App and web page records.
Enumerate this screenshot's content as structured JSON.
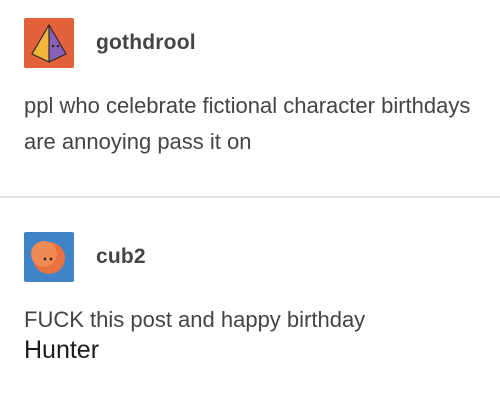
{
  "posts": [
    {
      "username": "gothdrool",
      "avatar_icon": "pyramid-icon",
      "avatar_bg": "#e2603a",
      "body": "ppl who celebrate fictional character birthdays are annoying pass it on"
    },
    {
      "username": "cub2",
      "avatar_icon": "moon-face-icon",
      "avatar_bg": "#3f84c8",
      "body": "FUCK this post and happy birthday"
    }
  ],
  "caption": "Hunter"
}
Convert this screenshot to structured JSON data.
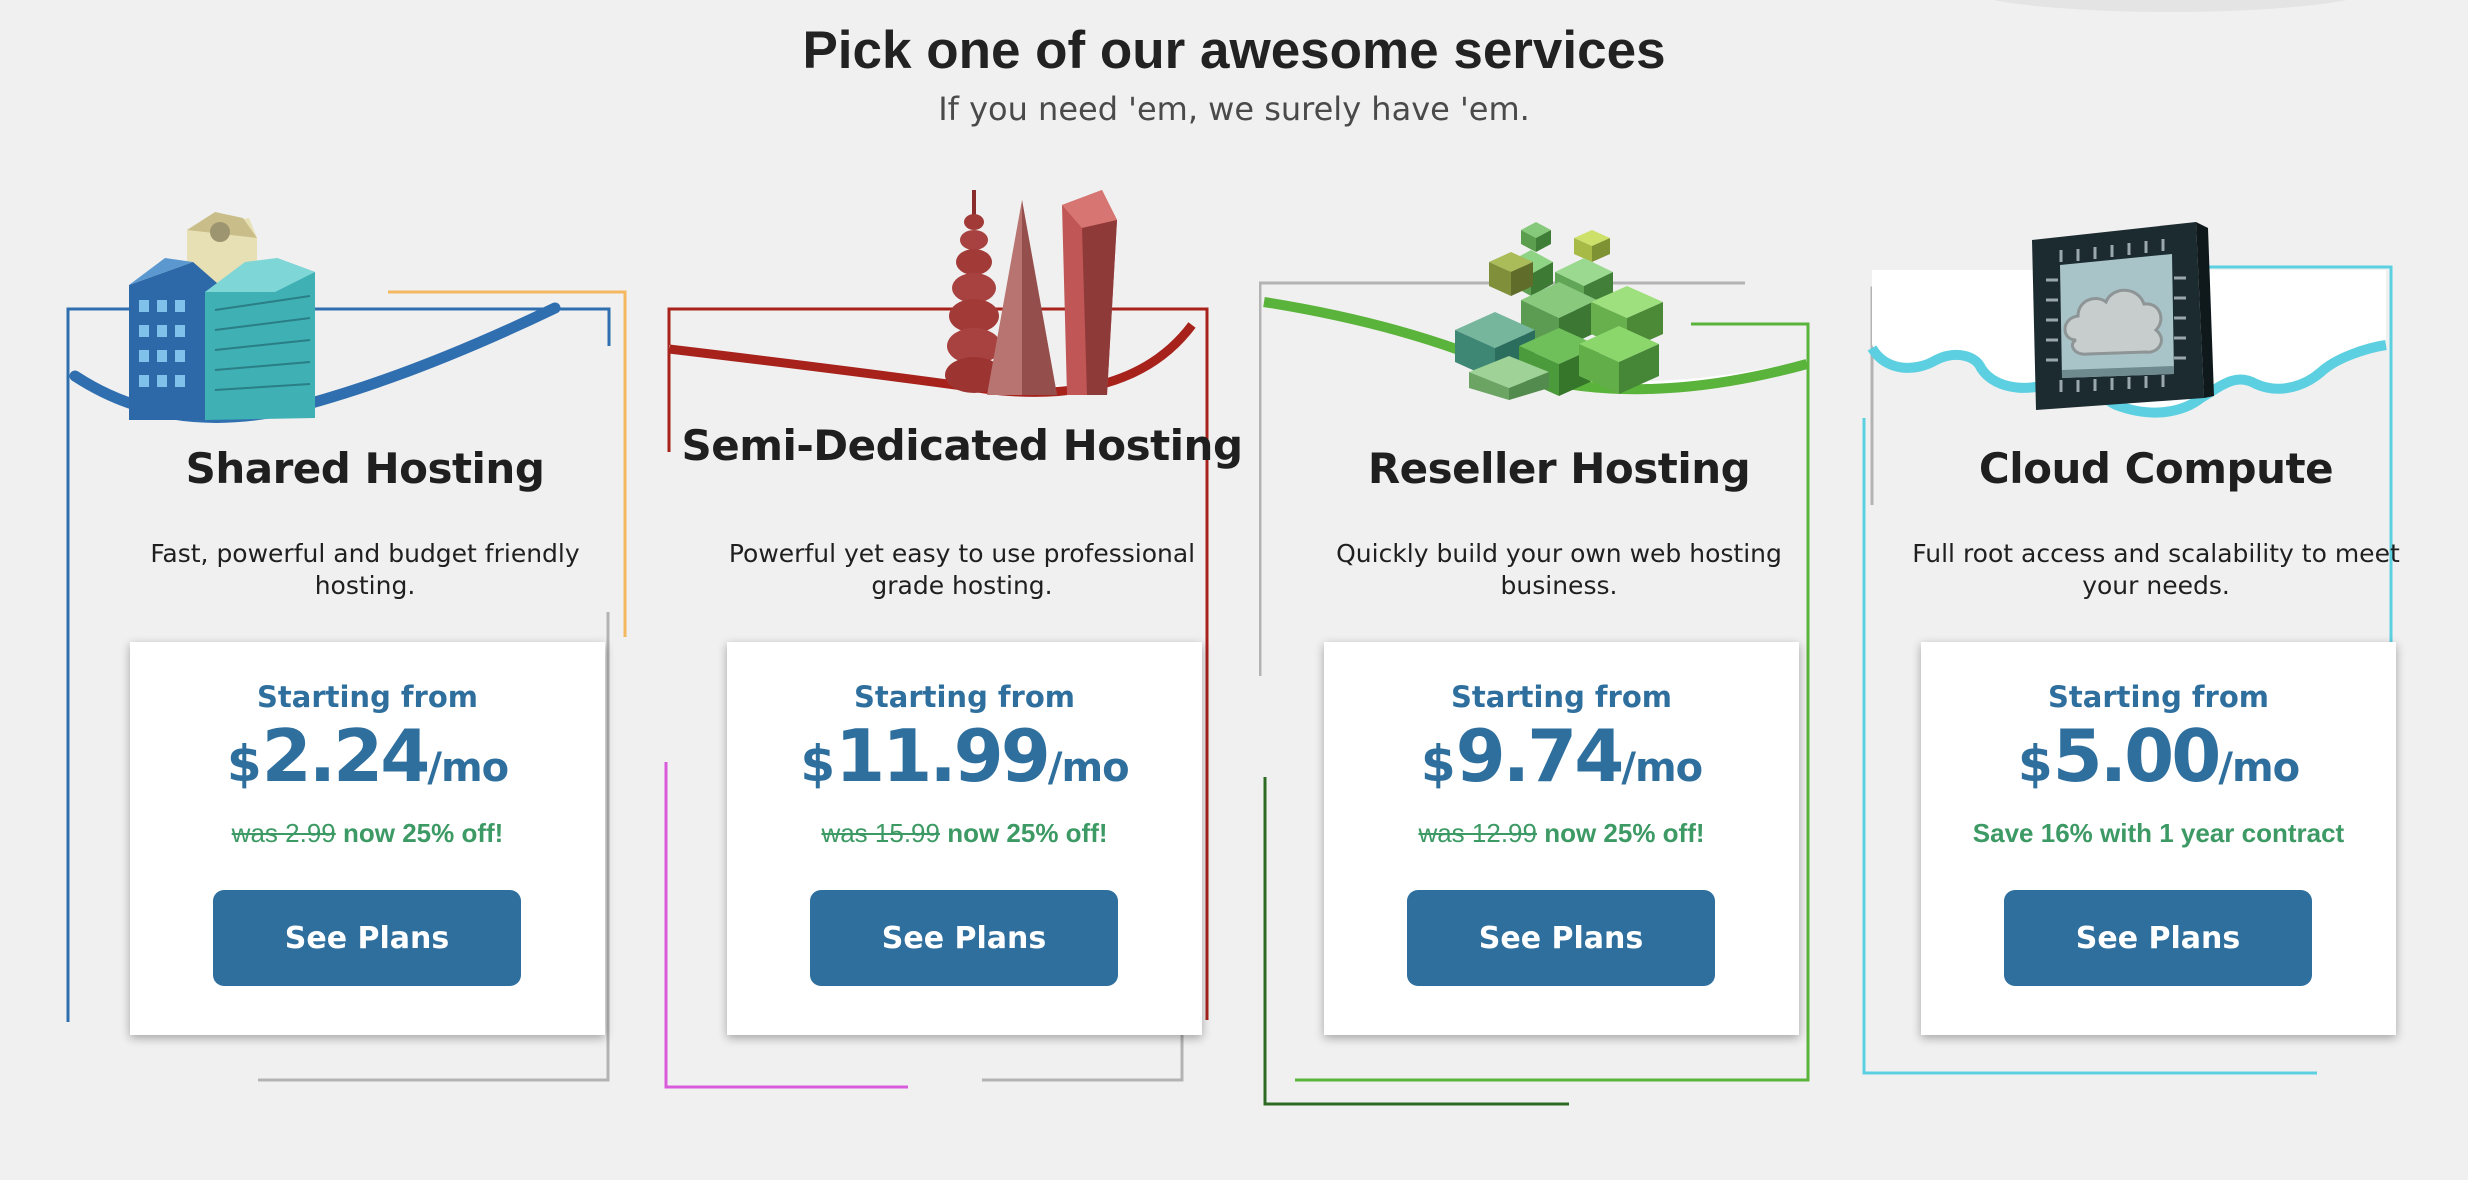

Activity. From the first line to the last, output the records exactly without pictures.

Response to the exercise.
Enumerate this screenshot's content as structured JSON.
{
  "posts": [
    {
      "username": "gothdrool",
      "avatar_icon": "pyramid-icon",
      "avatar_bg": "#e2603a",
      "body": "ppl who celebrate fictional character birthdays are annoying pass it on"
    },
    {
      "username": "cub2",
      "avatar_icon": "moon-face-icon",
      "avatar_bg": "#3f84c8",
      "body": "FUCK this post and happy birthday"
    }
  ],
  "caption": "Hunter"
}
Convert this screenshot to structured JSON data.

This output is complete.